View of the altar of the seminary. Author: Mad4brutalism CC BY-SA 3.0 

However, by the time the seminary was completed in 1966, it was already in trouble. The Roman Catholic church had decided that priests should train in communities rather than isolated seminaries. On top of that, the number of candidates entering the priesthood was declining, as well as church attendance.

As a result, the school, which was designed to house and train 100 would-be priests, never reached its full capacity and was counting only 20 students by the late 1970s. Finally, other problems like significant water entry in the building and maintenance difficulties were enough for the owners to decide to bury the hatchet. In less than 20 years, St. Peter’s became obsolete and in February 1980 it closed its doors permanently.

Above view of the prayer chapels. Author: Mad4brutalism CC BY-SA 3.0 

Above view of the prayer chapels. Author: Mad4brutalism CC BY-SA 3.0 

 

View through the seminary from ground level. Author: Mad4brutalism CC BY-SA 3.0 

View through the seminary from ground level. Author: Mad4brutalism CC BY-SA 3.0 

 

View through the seminary from the top level. Author: Mad4brutalism CC BY-SA 3.0 

View through the seminary from the top level. Author: Mad4brutalism CC BY-SA 3.0 

Since then, the building was left to rot, totally neglected and open to the elements. Everyday vandalism and a large fire left the building in permanent decay and ruin. Now, most of the woodwork and glass are gone, with only key aspects of the original design still visible. In October 2005, it was named Scotland’s greatest post-World War II building by the architecture magazine Prospect.

Exterior view of part of the building’s structure. Author: Mad4brutalism CC BY-SA 3.0 

Exterior view of part of the building’s structure. Author: Mad4brutalism CC BY-SA 3.0 

 

Further exterior view of the seminary. Author: Mad4brutalism CC BY-SA 3.0 

Further exterior view of the seminary. Author: Mad4brutalism CC BY-SA 3.0 

But despite being abandoned and out of use for over 30 years, it continued to attract many visitors, urban explorers, and photographers.
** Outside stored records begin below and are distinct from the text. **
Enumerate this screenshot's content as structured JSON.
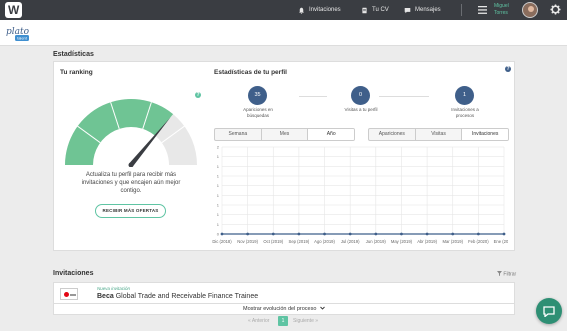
{
  "nav": {
    "logo_letter": "W",
    "items": [
      {
        "label": "Invitaciones",
        "icon": "bell-icon"
      },
      {
        "label": "Tu CV",
        "icon": "document-icon"
      },
      {
        "label": "Mensajes",
        "icon": "chat-icon"
      }
    ],
    "menu_icon": "hamburger-icon",
    "user": {
      "first_name": "Miguel",
      "last_name": "Torres"
    },
    "settings_icon": "gear-icon",
    "accent": "#5fc4a3",
    "bar_color": "#3a3d42"
  },
  "brand": {
    "text": "plato",
    "badge": "talent"
  },
  "estadisticas": {
    "title": "Estadísticas",
    "ranking": {
      "title": "Tu ranking",
      "gauge_level": 0.72,
      "message": "Actualiza tu perfil para recibir más invitaciones y que encajen aún mejor contigo.",
      "button": "RECIBIR MÁS OFERTAS",
      "help": "?"
    },
    "perfil": {
      "title": "Estadísticas de tu perfil",
      "help": "?",
      "stats": [
        {
          "value": "35",
          "label": "Apariciones en búsquedas"
        },
        {
          "value": "0",
          "label": "Visitas a tu perfil"
        },
        {
          "value": "1",
          "label": "Invitaciones a procesos"
        }
      ],
      "period_tabs": [
        "Semana",
        "Mes",
        "Año"
      ],
      "period_active": "Año",
      "metric_tabs": [
        "Apariciones",
        "Visitas",
        "Invitaciones"
      ],
      "metric_active": "Invitaciones"
    }
  },
  "chart_data": {
    "type": "line",
    "title": "",
    "xlabel": "",
    "ylabel": "",
    "categories": [
      "Dic (2018)",
      "Nov (2019)",
      "Oct (2019)",
      "Sep (2019)",
      "Ago (2019)",
      "Jul (2019)",
      "Jun (2019)",
      "May (2019)",
      "Abr (2019)",
      "Mar (2019)",
      "Feb (2020)",
      "Ene (2020)"
    ],
    "series": [
      {
        "values": [
          0,
          0,
          0,
          0,
          0,
          0,
          0,
          0,
          0,
          0,
          0,
          0
        ]
      }
    ],
    "yticks": [
      "0",
      "1",
      "1",
      "1",
      "1",
      "1",
      "1",
      "1",
      "1",
      "2"
    ],
    "ylim": [
      0,
      2
    ],
    "grid": true,
    "line_color": "#3f5f8a"
  },
  "invitaciones": {
    "title": "Invitaciones",
    "filter": "Filtrar",
    "items": [
      {
        "tag": "Nueva invitación",
        "company": "Beca",
        "position": "Global Trade and Receivable Finance Trainee"
      }
    ],
    "show_more": "Mostrar evolución del proceso",
    "pager": {
      "prev": "« Anterior",
      "page": "1",
      "next": "Siguiente »"
    }
  }
}
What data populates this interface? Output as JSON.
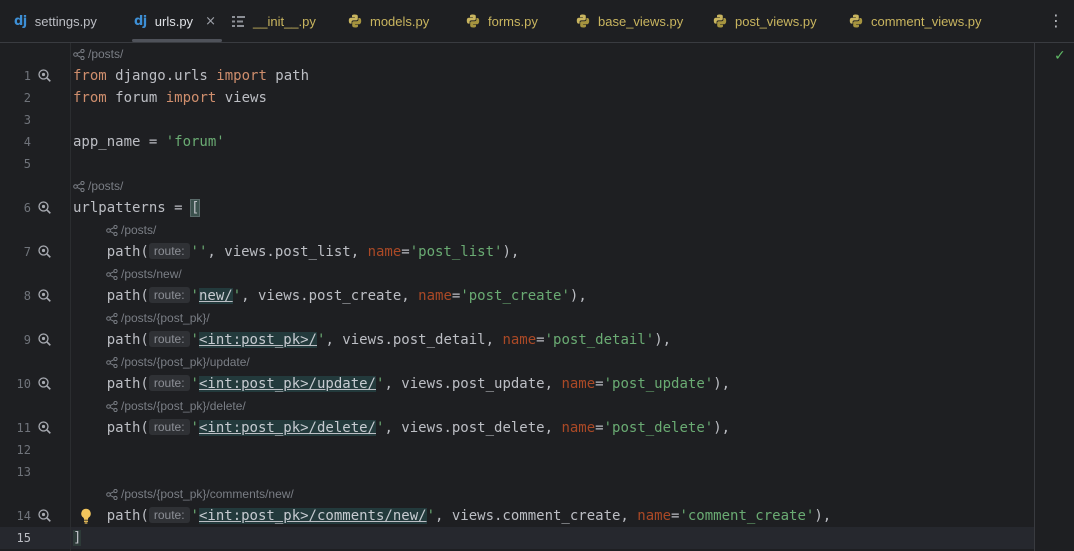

Now, we can all hope that the latest plans for preserving what is left of the building and turning it into an arts venue will soon succeed.